You’ve probably seen him on CNN's "GPS" or "What in the World" segments or perhaps read one of his weekly columns for The Washington Post. Earlier this year, Fareed Zakaria told graduating students about the most important thing his university education taught him: how to write well.
Born in India, Zakaria studied at both Yale and Harvard, and he recently wrote about this experience in a book entitled In Defense of a Liberal Education. When delivering a commencement address at a liberal arts college in New York, Zakaria noted that,
I realized coming from India, I was pretty good at taking tests, at regurgitating stuff I had memorized, but not so good at expressing my own ideas.
As his liberal arts education trained him in good writing, he also saw his critical thinking skills improve:
...thinking and writing are inextricably intertwined. When I begin to write, I realize that my "thoughts" are usually a jumble of half-baked, incoherent impulses strung together with gaping logical holes between them.
Whether you’re a novelist, a businessman, a marketing consultant or a historian, writing forces you to make choices and it brings clarity and order to your ideas.
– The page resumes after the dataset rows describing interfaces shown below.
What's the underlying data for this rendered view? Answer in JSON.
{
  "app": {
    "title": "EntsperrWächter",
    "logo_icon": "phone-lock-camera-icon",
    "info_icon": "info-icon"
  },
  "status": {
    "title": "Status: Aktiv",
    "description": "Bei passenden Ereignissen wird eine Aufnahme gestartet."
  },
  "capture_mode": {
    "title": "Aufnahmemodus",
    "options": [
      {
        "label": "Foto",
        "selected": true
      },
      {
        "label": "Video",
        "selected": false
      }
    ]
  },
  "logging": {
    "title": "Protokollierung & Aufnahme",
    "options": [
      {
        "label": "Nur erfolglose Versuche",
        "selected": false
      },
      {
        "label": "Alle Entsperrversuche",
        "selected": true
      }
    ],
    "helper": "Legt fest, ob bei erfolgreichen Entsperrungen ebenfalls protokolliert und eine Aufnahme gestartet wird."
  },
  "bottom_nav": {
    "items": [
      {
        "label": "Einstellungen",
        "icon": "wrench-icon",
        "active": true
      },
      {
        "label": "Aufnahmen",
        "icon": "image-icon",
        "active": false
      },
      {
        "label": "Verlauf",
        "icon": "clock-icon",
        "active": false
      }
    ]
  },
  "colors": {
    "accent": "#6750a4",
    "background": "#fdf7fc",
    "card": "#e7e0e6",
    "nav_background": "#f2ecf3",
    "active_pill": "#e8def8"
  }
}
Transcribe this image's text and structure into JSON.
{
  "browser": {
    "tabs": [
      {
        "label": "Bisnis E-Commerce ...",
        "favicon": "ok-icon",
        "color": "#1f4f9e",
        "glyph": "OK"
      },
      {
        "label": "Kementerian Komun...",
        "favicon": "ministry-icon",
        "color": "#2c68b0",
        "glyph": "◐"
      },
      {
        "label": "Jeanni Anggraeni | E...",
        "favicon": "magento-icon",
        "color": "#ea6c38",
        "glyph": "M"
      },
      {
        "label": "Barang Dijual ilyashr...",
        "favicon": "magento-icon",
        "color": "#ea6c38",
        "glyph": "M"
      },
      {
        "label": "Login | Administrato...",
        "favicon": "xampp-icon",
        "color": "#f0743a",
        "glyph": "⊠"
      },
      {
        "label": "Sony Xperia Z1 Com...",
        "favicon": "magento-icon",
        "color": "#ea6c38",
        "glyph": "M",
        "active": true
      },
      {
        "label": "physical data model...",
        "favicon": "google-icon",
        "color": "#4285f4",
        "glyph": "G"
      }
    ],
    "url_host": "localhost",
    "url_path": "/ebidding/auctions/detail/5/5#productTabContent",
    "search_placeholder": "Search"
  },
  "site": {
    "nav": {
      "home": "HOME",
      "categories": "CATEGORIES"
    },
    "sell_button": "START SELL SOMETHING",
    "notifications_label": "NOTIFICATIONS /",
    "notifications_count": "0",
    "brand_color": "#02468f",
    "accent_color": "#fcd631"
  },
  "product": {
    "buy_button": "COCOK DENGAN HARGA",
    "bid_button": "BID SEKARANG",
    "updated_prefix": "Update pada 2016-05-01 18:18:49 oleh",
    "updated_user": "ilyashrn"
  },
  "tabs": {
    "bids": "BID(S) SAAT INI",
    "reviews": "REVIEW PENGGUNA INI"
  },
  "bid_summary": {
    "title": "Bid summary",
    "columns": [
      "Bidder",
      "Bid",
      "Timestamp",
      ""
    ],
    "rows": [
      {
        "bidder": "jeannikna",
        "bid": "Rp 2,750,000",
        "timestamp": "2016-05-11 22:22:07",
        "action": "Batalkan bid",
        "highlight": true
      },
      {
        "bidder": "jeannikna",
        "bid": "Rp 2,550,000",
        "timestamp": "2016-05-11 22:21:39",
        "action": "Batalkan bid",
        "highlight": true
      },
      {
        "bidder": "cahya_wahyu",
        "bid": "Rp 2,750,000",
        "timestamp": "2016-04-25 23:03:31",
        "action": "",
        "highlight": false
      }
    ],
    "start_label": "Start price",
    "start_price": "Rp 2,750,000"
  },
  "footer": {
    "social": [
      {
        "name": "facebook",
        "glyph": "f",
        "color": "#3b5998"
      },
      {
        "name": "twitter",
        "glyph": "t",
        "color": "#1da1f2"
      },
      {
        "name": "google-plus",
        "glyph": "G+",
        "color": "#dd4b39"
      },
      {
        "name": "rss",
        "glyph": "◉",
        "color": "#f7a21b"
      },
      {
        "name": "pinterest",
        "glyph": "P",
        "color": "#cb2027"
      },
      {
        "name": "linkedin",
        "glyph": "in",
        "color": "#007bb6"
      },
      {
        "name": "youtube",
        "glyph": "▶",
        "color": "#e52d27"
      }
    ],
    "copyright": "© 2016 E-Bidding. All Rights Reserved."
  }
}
George Orwell also pointed out the connection between writing and thinking:
...the slovenliness of our language makes it easier for us to have foolish thoughts. Modern English, especially written English, is full of bad habits ... If one gets rid of these habits, one can think more clearly, and to think clearly is a necessary first step toward political regeneration.
Think about that: writing has real consequences, not only for an individual's well-being but also for a society’s life together. Writing poorly can be costly; words can mislead, confuse, belittle and harm. Learning to write and speak well, however, can help us achieve goals, strengthen relationships, beautify lives and serve the common good. (As Scripture teaches, “death and life are in the power of the tongue” and “a word fitly spoken is like apples of gold in a setting of silver” (Proverbs 18:21 and 25:11).)
As Zakaria notes, good writing and speaking are beneficial in any job one pursues. If it's true that careers are becoming anachronistic--that the notion of "a [single] career" is being replaced by "a portfolio of jobs" (see article below)--then students who focus on developing these "transferable" skills will have a strategic leg up on success.
If you’re interested in learning to write and speak more effectively, the Millis Institute is offering a unit in “Grammar and Rhetoric” in Semester 1, 2016. These “tools of learning” form the bedrock of a liberating education and the first step along the “path of wisdom.”
These students received a perfect Tertiary Entrance Rank of 100 in 1995.
What career did each of them go on to pursue? As it turns out, quite a few!
The statistics hold true for Allegra Spender, who worked at a big hospital in Britain, then for a non-profit in Kenya and is now into her fourth career in Australia’s fashion industry. They also hold for John Butts; he studied Commerce Law, then worked for Goldman Sachs and presently runs a retail eatery in London’s Gatwick airport. The same is true for Saadiah Freeman, who started out practicing law, then moved to investment banking and now works as a management consultant. "Consulting is my third career," she says, "and I'm sure it won't be my last."
Allegra, Saadiah and John all scored a 99.95 or better on their Tertiary Entrance Rank in 1995. An article in Saturday’s Sydney Morning Herald caught up with them and other high achievers to see what they’re doing 20 years after school.
What stands out is how frequently they have changed careers. According to the social research firm McCrindle, “Today's school leavers should expect to have, on average, five separate careers and 17 different employers during the course of their working life.”
Dr Mike Rafferty, from the University of Sydney’s Business School, comments that an increasingly small number of high school graduates can expect to leave school to study a particular vocation at university that will become their career. He argues that:
The idea of a career is dissolving. … Careers are becoming anachronistic. These days we talk about a portfolio of jobs and lifetime learning.
In a turbulent world the way you assemble your portfolio is not as linear anymore, it's not just a matter of getting a degree and then a job, it's more matrix orientated, or rather it's 'snakes or ladders'.
According to Rafferty, the most successful of this year's school leavers will be those who are able to embrace mobility and change careers by following and anticipating trends.